Finally, we heard from Dr Lesley Powell (Nelson Mandela University) who brought a South African perspective. Discussions around work based learning, she noted, usually focus on formal work, often in large enterprises. However, the reality in South Africa is that 61% of people work in informal and insecure jobs, such as street vendors, bakers and mechanics. Furthermore, research with young people in urban townships highlights a desire to contribute to their communities via socially useful work. This has meant entirely rethinking approaches to VET in South Africa.
For instance, the theoretical distinction between vocational and academic pedagogies is not one that young South Africans relate to. Rather, they see things more in terms of ‘meaningful opportunities’ to take their lives forward. The language of VET ‘pathways’ is also problematic, Lesley argued. A more accurate description (reflecting financial instability and the uncertainty of work) would be ‘oscillation’, shifting back and forth between vocational education, formal and informal work.
Ultimately, regardless of geography, VET needs to move away from mere considerations of income and utility to incorporate individual wellbeing and social entrepreneurship. Crucially, future definitions of VET must be shaped with greater input from minority and disadvantaged voices.

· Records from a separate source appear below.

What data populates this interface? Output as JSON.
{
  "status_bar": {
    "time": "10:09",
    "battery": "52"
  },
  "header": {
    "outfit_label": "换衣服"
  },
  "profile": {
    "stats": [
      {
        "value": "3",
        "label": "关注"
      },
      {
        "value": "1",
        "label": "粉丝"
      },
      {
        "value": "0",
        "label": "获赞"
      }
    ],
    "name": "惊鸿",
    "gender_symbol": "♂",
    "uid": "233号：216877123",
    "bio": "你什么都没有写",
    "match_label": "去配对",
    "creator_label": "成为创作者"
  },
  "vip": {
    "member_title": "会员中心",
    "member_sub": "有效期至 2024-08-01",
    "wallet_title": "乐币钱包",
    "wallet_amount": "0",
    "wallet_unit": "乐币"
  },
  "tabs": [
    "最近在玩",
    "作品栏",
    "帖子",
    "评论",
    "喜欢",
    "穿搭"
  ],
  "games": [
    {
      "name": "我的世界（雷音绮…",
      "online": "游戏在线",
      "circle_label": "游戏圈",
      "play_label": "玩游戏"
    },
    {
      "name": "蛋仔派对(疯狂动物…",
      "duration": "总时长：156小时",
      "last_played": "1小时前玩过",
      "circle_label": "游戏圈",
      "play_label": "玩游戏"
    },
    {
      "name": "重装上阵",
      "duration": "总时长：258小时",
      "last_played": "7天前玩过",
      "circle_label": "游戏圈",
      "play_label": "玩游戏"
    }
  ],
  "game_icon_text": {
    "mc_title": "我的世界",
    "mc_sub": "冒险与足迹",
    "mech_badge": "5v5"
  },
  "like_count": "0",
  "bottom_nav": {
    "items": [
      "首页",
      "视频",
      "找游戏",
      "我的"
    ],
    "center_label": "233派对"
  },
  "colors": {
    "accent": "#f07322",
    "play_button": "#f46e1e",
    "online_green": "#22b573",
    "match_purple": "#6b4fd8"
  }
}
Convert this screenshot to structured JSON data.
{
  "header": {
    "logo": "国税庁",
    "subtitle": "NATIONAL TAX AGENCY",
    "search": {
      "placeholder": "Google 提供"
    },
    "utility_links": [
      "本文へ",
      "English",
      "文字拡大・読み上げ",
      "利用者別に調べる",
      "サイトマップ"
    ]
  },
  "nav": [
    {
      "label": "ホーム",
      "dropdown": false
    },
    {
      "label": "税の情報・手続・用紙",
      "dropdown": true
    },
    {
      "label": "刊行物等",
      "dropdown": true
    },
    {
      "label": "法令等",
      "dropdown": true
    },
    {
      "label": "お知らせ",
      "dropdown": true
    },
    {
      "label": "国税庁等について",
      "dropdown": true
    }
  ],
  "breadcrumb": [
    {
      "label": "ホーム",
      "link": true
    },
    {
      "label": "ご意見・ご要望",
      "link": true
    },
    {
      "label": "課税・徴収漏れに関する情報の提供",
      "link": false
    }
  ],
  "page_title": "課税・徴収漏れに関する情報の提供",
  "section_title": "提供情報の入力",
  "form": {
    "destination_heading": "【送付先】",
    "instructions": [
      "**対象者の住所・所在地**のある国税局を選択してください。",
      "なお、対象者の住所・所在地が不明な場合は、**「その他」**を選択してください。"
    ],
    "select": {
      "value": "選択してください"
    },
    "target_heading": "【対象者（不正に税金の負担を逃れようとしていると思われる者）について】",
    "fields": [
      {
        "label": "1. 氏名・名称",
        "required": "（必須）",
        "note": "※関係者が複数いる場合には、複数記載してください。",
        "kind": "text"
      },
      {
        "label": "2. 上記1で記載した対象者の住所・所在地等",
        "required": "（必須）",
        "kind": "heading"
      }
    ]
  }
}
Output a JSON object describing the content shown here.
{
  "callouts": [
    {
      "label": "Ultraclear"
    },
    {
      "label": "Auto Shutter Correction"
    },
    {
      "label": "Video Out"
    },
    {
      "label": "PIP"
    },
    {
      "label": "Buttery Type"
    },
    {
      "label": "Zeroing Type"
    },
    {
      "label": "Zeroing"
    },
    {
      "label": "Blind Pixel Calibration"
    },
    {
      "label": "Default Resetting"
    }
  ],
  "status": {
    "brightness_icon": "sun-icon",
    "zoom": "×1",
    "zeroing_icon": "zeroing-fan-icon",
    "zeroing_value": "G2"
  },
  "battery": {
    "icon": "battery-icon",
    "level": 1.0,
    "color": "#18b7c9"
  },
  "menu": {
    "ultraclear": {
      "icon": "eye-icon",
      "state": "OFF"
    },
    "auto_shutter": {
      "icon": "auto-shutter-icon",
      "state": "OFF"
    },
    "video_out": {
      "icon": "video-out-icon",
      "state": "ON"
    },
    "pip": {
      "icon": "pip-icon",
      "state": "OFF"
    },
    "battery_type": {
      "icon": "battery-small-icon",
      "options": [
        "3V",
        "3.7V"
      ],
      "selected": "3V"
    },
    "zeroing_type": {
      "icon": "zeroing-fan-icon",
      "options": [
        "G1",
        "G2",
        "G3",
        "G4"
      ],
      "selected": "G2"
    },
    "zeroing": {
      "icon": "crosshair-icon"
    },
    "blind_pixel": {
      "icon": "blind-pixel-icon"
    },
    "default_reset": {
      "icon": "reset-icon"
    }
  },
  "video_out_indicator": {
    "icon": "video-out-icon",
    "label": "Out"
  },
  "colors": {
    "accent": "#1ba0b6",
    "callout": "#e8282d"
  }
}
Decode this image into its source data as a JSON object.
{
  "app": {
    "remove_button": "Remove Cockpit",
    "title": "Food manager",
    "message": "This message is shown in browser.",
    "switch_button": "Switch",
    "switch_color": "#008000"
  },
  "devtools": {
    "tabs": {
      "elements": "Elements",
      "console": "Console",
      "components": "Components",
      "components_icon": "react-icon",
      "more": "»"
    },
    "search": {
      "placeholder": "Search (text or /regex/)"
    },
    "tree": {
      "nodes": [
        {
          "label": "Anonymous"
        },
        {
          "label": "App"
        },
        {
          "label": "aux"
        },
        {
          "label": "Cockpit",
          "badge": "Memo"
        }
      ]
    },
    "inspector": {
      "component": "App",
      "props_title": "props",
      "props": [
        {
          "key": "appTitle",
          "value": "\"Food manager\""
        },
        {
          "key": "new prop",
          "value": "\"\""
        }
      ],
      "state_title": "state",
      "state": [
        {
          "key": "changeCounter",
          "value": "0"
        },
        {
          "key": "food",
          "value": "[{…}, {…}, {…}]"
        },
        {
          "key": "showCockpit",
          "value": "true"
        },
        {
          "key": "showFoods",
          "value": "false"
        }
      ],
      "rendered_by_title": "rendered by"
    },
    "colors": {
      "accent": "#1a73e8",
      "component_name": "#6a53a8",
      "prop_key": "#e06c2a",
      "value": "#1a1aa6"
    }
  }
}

This latest debate offered a fascinating range of perspectives and, as ever, gave attendees plenty to discuss. To ensure that future approaches to VET in England do not fall into the trap of narrow policy goals, Edge looks forward to doing a great deal more work in this area.